Pâte brisée or Shortcrust : Into a large bowl or the bowl of a food processor, measure 1 1/3 cups all-purpose flour and 1 teaspoon kosher salt.* With a pastry blender in the bowl or steel knife in the food processor, cut in 1/2 cup (1/4 pound–4 ounces )very cold butter until you have pieces both smaller and larger than peas.  Slowly pour in approximately 1/4 cup ice water and stir or process until dough begins to cling together and form a ball.  Using hands, quickly pat the dough into a ball and then into a flat disc to firm it up.  Roll out on a floured board or counter (or between sheets of waxed paper on a damp counter) first in the four cardinal directions (north, south, east, west) and then in the intervening ones (northeast, etc.) until dough is about 1/4-inch thick and is 1-2 inches larger than your 9 or 10-inch pie plate (or tart pan).  Roll dough loosely around the rolling pin and then unroll into the pie plate.   You can also fold dough in half and in half again and then transfer it to the lower right quadrant of your pan.  Unfold and unfold again.

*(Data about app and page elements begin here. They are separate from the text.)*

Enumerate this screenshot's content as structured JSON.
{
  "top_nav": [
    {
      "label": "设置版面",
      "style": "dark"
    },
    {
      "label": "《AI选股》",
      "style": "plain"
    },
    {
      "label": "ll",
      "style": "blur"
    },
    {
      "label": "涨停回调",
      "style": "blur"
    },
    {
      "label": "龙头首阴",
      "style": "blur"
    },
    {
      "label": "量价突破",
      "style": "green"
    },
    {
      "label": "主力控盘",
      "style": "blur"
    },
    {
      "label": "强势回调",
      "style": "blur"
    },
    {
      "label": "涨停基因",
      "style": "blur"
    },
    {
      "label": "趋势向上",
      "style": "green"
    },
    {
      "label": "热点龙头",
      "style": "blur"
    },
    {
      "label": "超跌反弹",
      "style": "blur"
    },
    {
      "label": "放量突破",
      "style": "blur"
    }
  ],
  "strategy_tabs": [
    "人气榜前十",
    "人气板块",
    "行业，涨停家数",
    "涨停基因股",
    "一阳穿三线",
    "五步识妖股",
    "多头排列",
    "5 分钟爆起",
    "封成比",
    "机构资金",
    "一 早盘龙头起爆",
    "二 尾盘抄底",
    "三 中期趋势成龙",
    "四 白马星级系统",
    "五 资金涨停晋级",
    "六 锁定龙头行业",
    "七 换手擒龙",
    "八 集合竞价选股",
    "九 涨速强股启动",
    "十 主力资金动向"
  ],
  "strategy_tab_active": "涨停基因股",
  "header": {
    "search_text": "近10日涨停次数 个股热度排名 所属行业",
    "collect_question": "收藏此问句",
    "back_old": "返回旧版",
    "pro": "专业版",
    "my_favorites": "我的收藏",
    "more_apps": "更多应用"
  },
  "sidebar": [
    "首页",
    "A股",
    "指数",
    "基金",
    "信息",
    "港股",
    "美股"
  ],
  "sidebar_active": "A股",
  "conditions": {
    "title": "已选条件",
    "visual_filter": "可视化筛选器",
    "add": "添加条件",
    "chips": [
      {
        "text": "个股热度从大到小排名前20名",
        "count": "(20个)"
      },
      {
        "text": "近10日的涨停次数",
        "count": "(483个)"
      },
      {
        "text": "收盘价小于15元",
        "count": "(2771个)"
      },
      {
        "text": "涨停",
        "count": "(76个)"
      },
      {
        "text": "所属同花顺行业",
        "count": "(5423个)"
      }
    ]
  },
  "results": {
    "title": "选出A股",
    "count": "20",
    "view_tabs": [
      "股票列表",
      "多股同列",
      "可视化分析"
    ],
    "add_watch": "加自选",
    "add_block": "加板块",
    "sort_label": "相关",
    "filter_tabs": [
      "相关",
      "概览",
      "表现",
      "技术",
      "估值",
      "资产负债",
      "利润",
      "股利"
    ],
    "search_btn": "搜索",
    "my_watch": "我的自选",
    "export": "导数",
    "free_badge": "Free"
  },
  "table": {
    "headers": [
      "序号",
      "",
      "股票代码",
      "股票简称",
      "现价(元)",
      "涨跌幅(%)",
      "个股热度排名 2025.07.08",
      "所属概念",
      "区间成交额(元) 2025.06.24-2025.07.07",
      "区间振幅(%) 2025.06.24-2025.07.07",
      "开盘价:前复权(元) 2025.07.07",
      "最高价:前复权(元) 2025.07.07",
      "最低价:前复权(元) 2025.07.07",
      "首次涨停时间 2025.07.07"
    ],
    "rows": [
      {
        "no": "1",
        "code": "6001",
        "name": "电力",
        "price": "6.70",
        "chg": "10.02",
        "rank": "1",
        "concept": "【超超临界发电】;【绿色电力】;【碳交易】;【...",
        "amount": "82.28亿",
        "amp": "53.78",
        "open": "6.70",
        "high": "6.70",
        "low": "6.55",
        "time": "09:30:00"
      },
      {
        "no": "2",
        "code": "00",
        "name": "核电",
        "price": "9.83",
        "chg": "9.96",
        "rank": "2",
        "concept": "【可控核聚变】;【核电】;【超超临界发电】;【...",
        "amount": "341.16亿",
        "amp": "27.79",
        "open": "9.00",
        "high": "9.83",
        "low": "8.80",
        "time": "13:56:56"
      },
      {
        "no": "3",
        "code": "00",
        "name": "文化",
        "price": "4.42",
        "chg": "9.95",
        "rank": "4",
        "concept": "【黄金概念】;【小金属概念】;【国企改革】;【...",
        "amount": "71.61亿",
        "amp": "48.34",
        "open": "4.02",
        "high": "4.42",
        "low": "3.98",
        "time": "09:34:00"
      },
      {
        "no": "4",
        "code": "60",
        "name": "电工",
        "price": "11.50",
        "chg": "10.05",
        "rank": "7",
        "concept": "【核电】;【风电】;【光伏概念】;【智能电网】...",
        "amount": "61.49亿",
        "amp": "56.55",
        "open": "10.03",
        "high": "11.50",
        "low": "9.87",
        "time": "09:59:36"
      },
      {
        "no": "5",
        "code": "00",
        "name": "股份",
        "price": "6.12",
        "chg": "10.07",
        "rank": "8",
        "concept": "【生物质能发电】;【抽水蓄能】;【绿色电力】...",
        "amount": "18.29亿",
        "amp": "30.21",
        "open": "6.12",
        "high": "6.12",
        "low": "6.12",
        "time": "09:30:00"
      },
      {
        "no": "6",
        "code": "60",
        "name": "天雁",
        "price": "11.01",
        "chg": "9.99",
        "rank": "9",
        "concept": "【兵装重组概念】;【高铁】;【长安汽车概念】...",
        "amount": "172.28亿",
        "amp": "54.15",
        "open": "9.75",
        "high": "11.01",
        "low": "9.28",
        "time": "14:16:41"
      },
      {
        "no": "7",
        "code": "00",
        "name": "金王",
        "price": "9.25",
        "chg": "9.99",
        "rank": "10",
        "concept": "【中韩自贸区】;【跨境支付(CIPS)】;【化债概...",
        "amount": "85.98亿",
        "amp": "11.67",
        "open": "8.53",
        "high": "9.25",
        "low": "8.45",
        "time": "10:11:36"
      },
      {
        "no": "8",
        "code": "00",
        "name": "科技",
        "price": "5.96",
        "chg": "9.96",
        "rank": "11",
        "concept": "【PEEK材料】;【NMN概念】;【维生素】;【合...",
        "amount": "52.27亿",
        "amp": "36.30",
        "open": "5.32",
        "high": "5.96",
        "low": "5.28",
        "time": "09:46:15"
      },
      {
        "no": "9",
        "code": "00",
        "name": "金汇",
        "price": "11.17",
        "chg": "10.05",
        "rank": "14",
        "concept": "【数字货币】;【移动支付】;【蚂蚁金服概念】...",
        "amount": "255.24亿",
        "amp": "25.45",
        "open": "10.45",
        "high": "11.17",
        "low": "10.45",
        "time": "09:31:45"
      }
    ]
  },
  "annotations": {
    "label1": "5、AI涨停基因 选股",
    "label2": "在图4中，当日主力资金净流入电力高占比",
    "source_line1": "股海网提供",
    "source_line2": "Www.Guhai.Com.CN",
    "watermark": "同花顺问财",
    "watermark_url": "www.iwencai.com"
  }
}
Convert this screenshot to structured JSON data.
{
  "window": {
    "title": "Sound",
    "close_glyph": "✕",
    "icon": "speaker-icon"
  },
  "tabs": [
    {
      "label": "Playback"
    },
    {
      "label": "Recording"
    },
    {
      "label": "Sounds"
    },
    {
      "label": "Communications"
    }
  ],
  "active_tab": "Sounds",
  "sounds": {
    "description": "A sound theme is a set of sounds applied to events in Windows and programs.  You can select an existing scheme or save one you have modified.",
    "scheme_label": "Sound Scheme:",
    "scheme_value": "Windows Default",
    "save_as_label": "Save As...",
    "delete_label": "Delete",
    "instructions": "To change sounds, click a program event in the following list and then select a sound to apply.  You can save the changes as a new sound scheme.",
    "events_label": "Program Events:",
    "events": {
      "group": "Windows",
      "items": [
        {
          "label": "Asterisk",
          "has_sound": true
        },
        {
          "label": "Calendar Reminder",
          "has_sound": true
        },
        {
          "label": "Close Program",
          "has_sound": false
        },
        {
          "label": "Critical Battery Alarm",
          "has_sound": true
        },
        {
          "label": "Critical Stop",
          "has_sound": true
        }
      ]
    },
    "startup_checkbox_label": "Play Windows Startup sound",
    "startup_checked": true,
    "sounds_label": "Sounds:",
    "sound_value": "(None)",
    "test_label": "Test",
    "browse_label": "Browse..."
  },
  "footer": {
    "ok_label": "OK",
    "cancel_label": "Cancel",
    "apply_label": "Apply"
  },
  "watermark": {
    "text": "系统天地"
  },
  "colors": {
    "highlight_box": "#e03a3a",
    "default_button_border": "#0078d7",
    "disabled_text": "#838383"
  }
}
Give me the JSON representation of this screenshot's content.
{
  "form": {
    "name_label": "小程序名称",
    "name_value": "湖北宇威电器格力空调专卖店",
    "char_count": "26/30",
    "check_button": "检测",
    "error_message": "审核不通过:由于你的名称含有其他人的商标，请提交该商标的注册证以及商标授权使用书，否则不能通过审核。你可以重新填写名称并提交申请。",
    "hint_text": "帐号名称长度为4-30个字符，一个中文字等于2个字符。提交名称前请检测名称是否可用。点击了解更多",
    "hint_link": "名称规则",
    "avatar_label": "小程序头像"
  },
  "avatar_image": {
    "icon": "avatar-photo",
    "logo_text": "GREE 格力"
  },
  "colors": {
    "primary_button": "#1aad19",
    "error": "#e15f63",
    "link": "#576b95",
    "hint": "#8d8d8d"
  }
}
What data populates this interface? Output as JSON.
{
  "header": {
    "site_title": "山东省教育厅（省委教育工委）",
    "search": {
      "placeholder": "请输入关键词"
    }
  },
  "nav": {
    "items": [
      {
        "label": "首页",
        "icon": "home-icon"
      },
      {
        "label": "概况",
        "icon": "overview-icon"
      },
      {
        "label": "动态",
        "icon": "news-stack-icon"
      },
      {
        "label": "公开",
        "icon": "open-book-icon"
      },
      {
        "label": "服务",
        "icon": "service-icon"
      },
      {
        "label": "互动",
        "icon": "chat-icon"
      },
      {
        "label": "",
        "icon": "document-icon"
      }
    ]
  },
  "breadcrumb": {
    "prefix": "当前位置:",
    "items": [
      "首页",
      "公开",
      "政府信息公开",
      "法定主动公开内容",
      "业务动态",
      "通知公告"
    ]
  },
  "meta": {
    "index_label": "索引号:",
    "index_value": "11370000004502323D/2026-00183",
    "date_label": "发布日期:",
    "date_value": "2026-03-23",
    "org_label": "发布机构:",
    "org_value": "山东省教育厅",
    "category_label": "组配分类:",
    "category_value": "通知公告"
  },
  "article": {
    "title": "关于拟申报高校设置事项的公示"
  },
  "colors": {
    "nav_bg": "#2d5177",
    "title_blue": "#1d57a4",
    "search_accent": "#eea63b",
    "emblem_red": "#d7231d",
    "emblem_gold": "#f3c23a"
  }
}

Trim, crimp with fingers or fork, and fill pie while on a baking sheet on the oven rack to avoid spills.   You can also chill the empty crust in the refrigerator –or store it covered in the freezer– if not using right away. 

Cook’s Note:   Many people refrigerate the crust  a half an hour before rolling out no matter what so that it is quite cold upon hitting the hot oven.  If I work quickly and it’s not a hot day, I don’t find this necessary.

* This crust is on the edge of  being a tiny bit salty–just on the edge, mind you; you can cut the salt in half if you don’t like salt.  I don’t add any sugar as I’m fond of the juxtaposition of the sweet filling versus a tad salty and crispy pastry, but some people add a couple of teaspoons or even a tablespoon.

Sing a new song,
Alyce